TASK OBJECTIVE -
Set the data down once more, in full and exactly.

Dataset rows for apps and sites
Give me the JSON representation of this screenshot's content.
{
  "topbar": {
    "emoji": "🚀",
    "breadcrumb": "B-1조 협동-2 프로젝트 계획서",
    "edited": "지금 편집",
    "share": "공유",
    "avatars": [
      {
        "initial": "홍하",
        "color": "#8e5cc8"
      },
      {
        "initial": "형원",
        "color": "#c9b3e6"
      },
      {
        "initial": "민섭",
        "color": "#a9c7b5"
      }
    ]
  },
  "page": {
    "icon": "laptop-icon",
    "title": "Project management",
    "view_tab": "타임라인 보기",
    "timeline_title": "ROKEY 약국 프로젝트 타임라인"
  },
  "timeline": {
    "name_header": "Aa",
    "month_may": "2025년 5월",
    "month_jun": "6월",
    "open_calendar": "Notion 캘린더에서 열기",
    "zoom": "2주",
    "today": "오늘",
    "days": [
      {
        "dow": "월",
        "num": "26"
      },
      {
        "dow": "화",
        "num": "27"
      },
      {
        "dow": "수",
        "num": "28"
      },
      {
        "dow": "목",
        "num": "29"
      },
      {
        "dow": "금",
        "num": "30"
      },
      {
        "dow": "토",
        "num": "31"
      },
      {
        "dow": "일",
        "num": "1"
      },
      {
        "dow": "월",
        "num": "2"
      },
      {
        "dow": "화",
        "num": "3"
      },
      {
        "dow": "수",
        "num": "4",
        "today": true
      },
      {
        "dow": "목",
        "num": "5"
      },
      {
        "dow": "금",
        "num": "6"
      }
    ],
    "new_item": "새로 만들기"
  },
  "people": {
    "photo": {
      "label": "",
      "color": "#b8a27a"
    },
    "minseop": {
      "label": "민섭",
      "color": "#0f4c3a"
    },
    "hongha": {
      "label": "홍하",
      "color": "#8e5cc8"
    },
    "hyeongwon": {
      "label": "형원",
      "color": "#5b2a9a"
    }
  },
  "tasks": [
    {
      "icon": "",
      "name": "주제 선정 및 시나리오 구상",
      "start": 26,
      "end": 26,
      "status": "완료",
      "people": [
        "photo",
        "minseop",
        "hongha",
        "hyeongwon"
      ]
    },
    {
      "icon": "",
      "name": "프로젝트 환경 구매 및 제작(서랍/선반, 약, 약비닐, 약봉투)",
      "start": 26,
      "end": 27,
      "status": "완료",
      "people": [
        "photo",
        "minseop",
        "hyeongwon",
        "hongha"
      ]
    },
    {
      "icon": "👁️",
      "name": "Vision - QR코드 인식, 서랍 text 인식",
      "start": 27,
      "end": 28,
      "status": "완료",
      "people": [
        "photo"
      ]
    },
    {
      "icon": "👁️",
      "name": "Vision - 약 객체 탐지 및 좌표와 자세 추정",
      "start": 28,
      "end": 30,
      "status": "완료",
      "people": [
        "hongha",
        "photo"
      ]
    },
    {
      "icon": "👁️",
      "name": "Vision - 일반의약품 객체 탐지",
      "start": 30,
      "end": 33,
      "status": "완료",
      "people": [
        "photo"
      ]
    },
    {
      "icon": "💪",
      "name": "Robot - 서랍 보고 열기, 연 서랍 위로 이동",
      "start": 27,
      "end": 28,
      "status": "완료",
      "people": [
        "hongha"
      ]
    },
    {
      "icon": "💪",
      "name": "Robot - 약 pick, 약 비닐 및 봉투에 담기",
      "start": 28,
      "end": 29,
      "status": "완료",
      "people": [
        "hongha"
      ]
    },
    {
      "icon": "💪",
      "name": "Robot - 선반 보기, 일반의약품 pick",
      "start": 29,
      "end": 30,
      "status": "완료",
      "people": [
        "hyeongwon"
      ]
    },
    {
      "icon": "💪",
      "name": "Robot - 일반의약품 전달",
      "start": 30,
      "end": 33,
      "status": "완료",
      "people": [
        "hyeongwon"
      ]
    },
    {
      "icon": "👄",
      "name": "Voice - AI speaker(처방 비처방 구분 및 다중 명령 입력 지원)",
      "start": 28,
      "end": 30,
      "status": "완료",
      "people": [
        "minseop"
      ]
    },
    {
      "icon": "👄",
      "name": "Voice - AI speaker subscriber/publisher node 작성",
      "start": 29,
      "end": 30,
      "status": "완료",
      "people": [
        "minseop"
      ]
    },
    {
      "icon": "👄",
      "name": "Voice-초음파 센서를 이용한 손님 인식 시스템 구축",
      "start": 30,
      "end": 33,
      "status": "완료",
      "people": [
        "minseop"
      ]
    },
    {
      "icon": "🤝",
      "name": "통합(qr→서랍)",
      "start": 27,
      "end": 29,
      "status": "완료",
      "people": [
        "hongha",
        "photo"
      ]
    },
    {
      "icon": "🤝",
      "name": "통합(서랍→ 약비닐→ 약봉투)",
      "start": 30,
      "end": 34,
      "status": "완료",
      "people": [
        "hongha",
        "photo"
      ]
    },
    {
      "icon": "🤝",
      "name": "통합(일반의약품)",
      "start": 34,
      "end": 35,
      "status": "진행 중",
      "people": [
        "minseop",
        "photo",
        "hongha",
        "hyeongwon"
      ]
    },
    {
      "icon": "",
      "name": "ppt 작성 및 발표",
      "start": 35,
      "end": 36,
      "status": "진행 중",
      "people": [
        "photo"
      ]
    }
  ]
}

RESULT FOR THIS TASK -
Give me the JSON representation of this screenshot's content.
{
  "topbar": {
    "emoji": "🚀",
    "breadcrumb": "B-1조 협동-2 프로젝트 계획서",
    "edited": "지금 편집",
    "share": "공유",
    "avatars": [
      {
        "initial": "홍하",
        "color": "#8e5cc8"
      },
      {
        "initial": "형원",
        "color": "#c9b3e6"
      },
      {
        "initial": "민섭",
        "color": "#a9c7b5"
      }
    ]
  },
  "page": {
    "icon": "laptop-icon",
    "title": "Project management",
    "view_tab": "타임라인 보기",
    "timeline_title": "ROKEY 약국 프로젝트 타임라인"
  },
  "timeline": {
    "name_header": "Aa",
    "month_may": "2025년 5월",
    "month_jun": "6월",
    "open_calendar": "Notion 캘린더에서 열기",
    "zoom": "2주",
    "today": "오늘",
    "days": [
      {
        "dow": "월",
        "num": "26"
      },
      {
        "dow": "화",
        "num": "27"
      },
      {
        "dow": "수",
        "num": "28"
      },
      {
        "dow": "목",
        "num": "29"
      },
      {
        "dow": "금",
        "num": "30"
      },
      {
        "dow": "토",
        "num": "31"
      },
      {
        "dow": "일",
        "num": "1"
      },
      {
        "dow": "월",
        "num": "2"
      },
      {
        "dow": "화",
        "num": "3"
      },
      {
        "dow": "수",
        "num": "4",
        "today": true
      },
      {
        "dow": "목",
        "num": "5"
      },
      {
        "dow": "금",
        "num": "6"
      }
    ],
    "new_item": "새로 만들기"
  },
  "people": {
    "photo": {
      "label": "",
      "color": "#b8a27a"
    },
    "minseop": {
      "label": "민섭",
      "color": "#0f4c3a"
    },
    "hongha": {
      "label": "홍하",
      "color": "#8e5cc8"
    },
    "hyeongwon": {
      "label": "형원",
      "color": "#5b2a9a"
    }
  },
  "tasks": [
    {
      "icon": "",
      "name": "주제 선정 및 시나리오 구상",
      "start": 26,
      "end": 26,
      "status": "완료",
      "people": [
        "photo",
        "minseop",
        "hongha",
        "hyeongwon"
      ]
    },
    {
      "icon": "",
      "name": "프로젝트 환경 구매 및 제작(서랍/선반, 약, 약비닐, 약봉투)",
      "start": 26,
      "end": 27,
      "status": "완료",
      "people": [
        "photo",
        "minseop",
        "hyeongwon",
        "hongha"
      ]
    },
    {
      "icon": "👁️",
      "name": "Vision - QR코드 인식, 서랍 text 인식",
      "start": 27,
      "end": 28,
      "status": "완료",
      "people": [
        "photo"
      ]
    },
    {
      "icon": "👁️",
      "name": "Vision - 약 객체 탐지 및 좌표와 자세 추정",
      "start": 28,
      "end": 30,
      "status": "완료",
      "people": [
        "hongha",
        "photo"
      ]
    },
    {
      "icon": "👁️",
      "name": "Vision - 일반의약품 객체 탐지",
      "start": 30,
      "end": 33,
      "status": "완료",
      "people": [
        "photo"
      ]
    },
    {
      "icon": "💪",
      "name": "Robot - 서랍 보고 열기, 연 서랍 위로 이동",
      "start": 27,
      "end": 28,
      "status": "완료",
      "people": [
        "hongha"
      ]
    },
    {
      "icon": "💪",
      "name": "Robot - 약 pick, 약 비닐 및 봉투에 담기",
      "start": 28,
      "end": 29,
      "status": "완료",
      "people": [
        "hongha"
      ]
    },
    {
      "icon": "💪",
      "name": "Robot - 선반 보기, 일반의약품 pick",
      "start": 29,
      "end": 30,
      "status": "완료",
      "people": [
        "hyeongwon"
      ]
    },
    {
      "icon": "💪",
      "name": "Robot - 일반의약품 전달",
      "start": 30,
      "end": 33,
      "status": "완료",
      "people": [
        "hyeongwon"
      ]
    },
    {
      "icon": "👄",
      "name": "Voice - AI speaker(처방 비처방 구분 및 다중 명령 입력 지원)",
      "start": 28,
      "end": 30,
      "status": "완료",
      "people": [
        "minseop"
      ]
    },
    {
      "icon": "👄",
      "name": "Voice - AI speaker subscriber/publisher node 작성",
      "start": 29,
      "end": 30,
      "status": "완료",
      "people": [
        "minseop"
      ]
    },
    {
      "icon": "👄",
      "name": "Voice-초음파 센서를 이용한 손님 인식 시스템 구축",
      "start": 30,
      "end": 33,
      "status": "완료",
      "people": [
        "minseop"
      ]
    },
    {
      "icon": "🤝",
      "name": "통합(qr→서랍)",
      "start": 27,
      "end": 29,
      "status": "완료",
      "people": [
        "hongha",
        "photo"
      ]
    },
    {
      "icon": "🤝",
      "name": "통합(서랍→ 약비닐→ 약봉투)",
      "start": 30,
      "end": 34,
      "status": "완료",
      "people": [
        "hongha",
        "photo"
      ]
    },
    {
      "icon": "🤝",
      "name": "통합(일반의약품)",
      "start": 34,
      "end": 35,
      "status": "진행 중",
      "people": [
        "minseop",
        "photo",
        "hongha",
        "hyeongwon"
      ]
    },
    {
      "icon": "",
      "name": "ppt 작성 및 발표",
      "start": 35,
      "end": 36,
      "status": "진행 중",
      "people": [
        "photo"
      ]
    }
  ]
}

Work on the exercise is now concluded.